Today in church, the choir taught the congregation a new hymn. At least it was new to us. About verse three, the congregation couldn’t hold – they had to (simply HAD to) join in… and the message resonated with everyone there.
I was reminded of the slogan at Bloom in the Desert where we attended several different Januarys when we vacationed near Palm Springs, CA: “We welcome all who welcome all.”
Wouldn’t it be grand if all people could exhibit that level of inclusivity?
Hallelujah! Love is grown in this place! I am so happy to worship in a place where “All Are Welcome.” I just wish we could cultivate more diversity in our little corner of Montana. We came from California 15 years ago. Our community in CA was made up of people from many ethnicities. I miss that! Montana does have a large Native American population, though. I wish more of them would move into southwest Montana!
Meet a couple of very talented brothers:
What can we – as diversity-loving citizens – do to encourage more of that “We Welcome All” attitude in our world?
Share some ideas with me.

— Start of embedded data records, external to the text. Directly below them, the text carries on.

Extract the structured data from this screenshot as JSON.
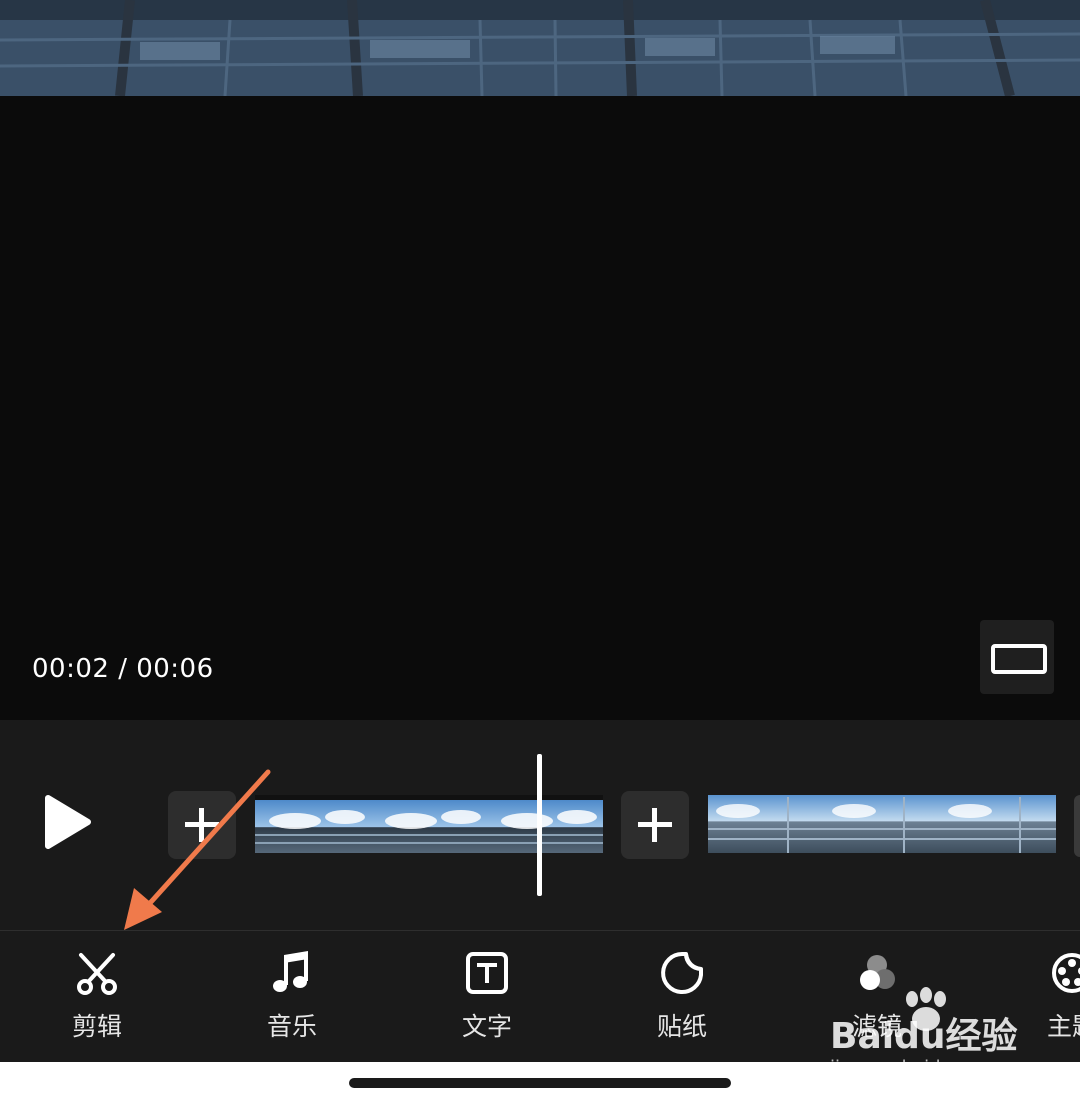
{
  "preview": {
    "timecode": "00:02 / 00:06"
  },
  "timeline": {
    "add_icon": "plus-icon",
    "play_icon": "play-icon"
  },
  "toolbar": {
    "items": [
      {
        "label": "剪辑",
        "icon": "scissors-icon"
      },
      {
        "label": "音乐",
        "icon": "music-note-icon"
      },
      {
        "label": "文字",
        "icon": "text-icon"
      },
      {
        "label": "贴纸",
        "icon": "sticker-icon"
      },
      {
        "label": "滤镜",
        "icon": "filter-icon"
      },
      {
        "label": "主题",
        "icon": "theme-icon"
      }
    ]
  },
  "watermark": {
    "brand": "Baidu经验",
    "url": "jingyan.baidu.com"
  },
  "colors": {
    "annotation_arrow": "#f07a4b",
    "background": "#0b0b0b",
    "panel": "#1a1a1a"
  }
}
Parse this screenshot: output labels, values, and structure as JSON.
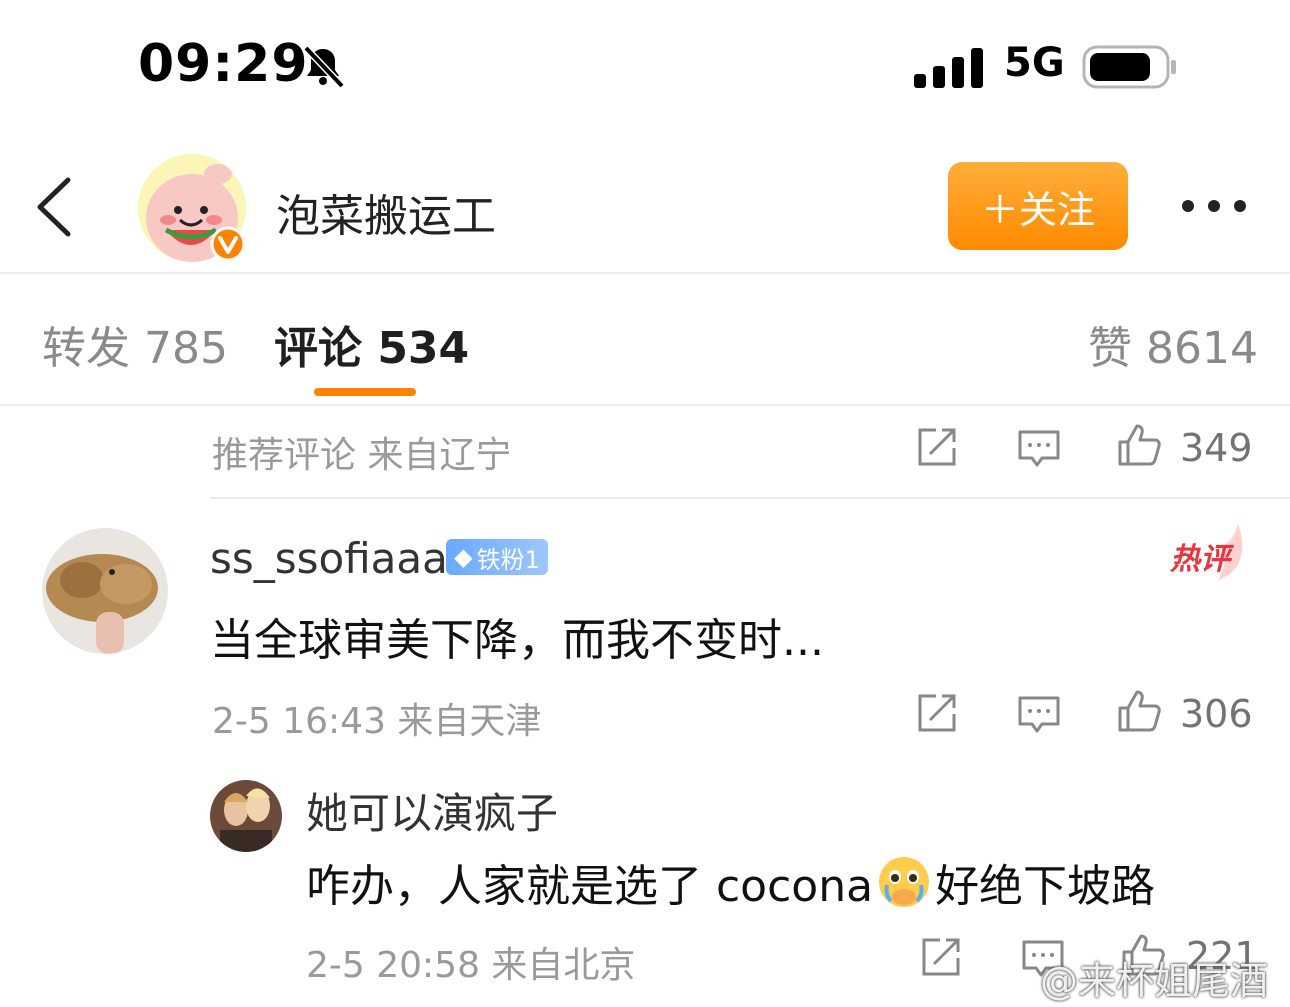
{
  "status_bar": {
    "time": "09:29",
    "network": "5G"
  },
  "header": {
    "username": "泡菜搬运工",
    "follow_label": "＋关注"
  },
  "tabs": {
    "repost": "转发 785",
    "comments": "评论 534",
    "likes": "赞 8614"
  },
  "recommended": {
    "meta": "推荐评论  来自辽宁",
    "like_count": "349"
  },
  "comment": {
    "username": "ss_ssofiaaa",
    "badge": "铁粉1",
    "hot_label": "热评",
    "text": "当全球审美下降，而我不变时...",
    "meta": "2-5 16:43  来自天津",
    "like_count": "306"
  },
  "reply": {
    "username": "她可以演疯子",
    "text_before": "咋办，人家就是选了 cocona",
    "text_after": "好绝下坡路",
    "emoji": "teary-pleading-emoji",
    "meta": "2-5 20:58  来自北京",
    "like_count": "221"
  },
  "watermark": "@来杯姐尾酒",
  "colors": {
    "accent": "#ff8200",
    "badge_blue": "#6aa9ff",
    "hot_red": "#e8363e"
  }
}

I send my love to you. See you tomorrow (God willing) Love, JanBeek
When you hear the word “HOPE,” what comes to mind for you? Some folks might think of the opposite of despair. Some think of “faith” and see the words synonymously. Others might think of the old song, “Ya gotta have hope, all ya really need is hope.” You can hear it sung by the Damn Yankees star at this link: http://www.youtube.com/watch?v=Ry8CpIg2fvU
When I think of hope, I think of my eighteen-year-old granddaughter. Hope is spending this week in a motel. Not welcomed in her family, she is staying elsewhere so she has time to think about the privilege of living at home. A high school graduate, with a minimum wage job in town, she has responsibilities as a family member. Among other infractions (I won’t go into all of them here – my mom taught me not to wash my dirty linens in public), she has chosen to ignore her chores lately. It’s a long story, but bottom line is, “If you’re going to live here, you need to help out. One chore in the morning before you leave and one chore in the evening before you go to bed does not seem too much to ask.” Her parents have been driving her (about 5 miles each way up and down a very steep hill with a dangerously narrow road) to work and back. They are providing her meals, of course. But, in exchange, they expect her to be a help at home and to live by the family rules. Seems only fair, right?
But, I am having a hard time with this. They haven’t heard from her all week and there’s no light on at night in the place where she is supposedly staying. I live two states away – and I can’t (and figure I shouldn’t) try to intervene. These are wise, educated, loving, caring parents – doing the best they know how – all I can do is pray. Worry is not a godly response. It’s the opposite of faith – the opposite of HOPE. The song says, “Ya gotta have hope – mustn’t sit around and mope.” However, my granddaughter has lived a sheltered, home-schooled life. She doesn’t have a driver’s license – much less a car – and she is suddenly alone, walking back and forth to work, no cell phone service (except for texting ability – and she’s not responding to texts – not from me or her parents).
The song goes on to say, “Nothin’s half as bad as it may appear, wait’ll next year…” I’m not very good at waiting. How about you? I’m a take-charge, fix-the-problem kind of person. But, this is beyond my ability to fix. It’s not mine to control. I am not in their shoes and I can’t judge. All I can do is pray. Will you pray with me, dear blogging friends?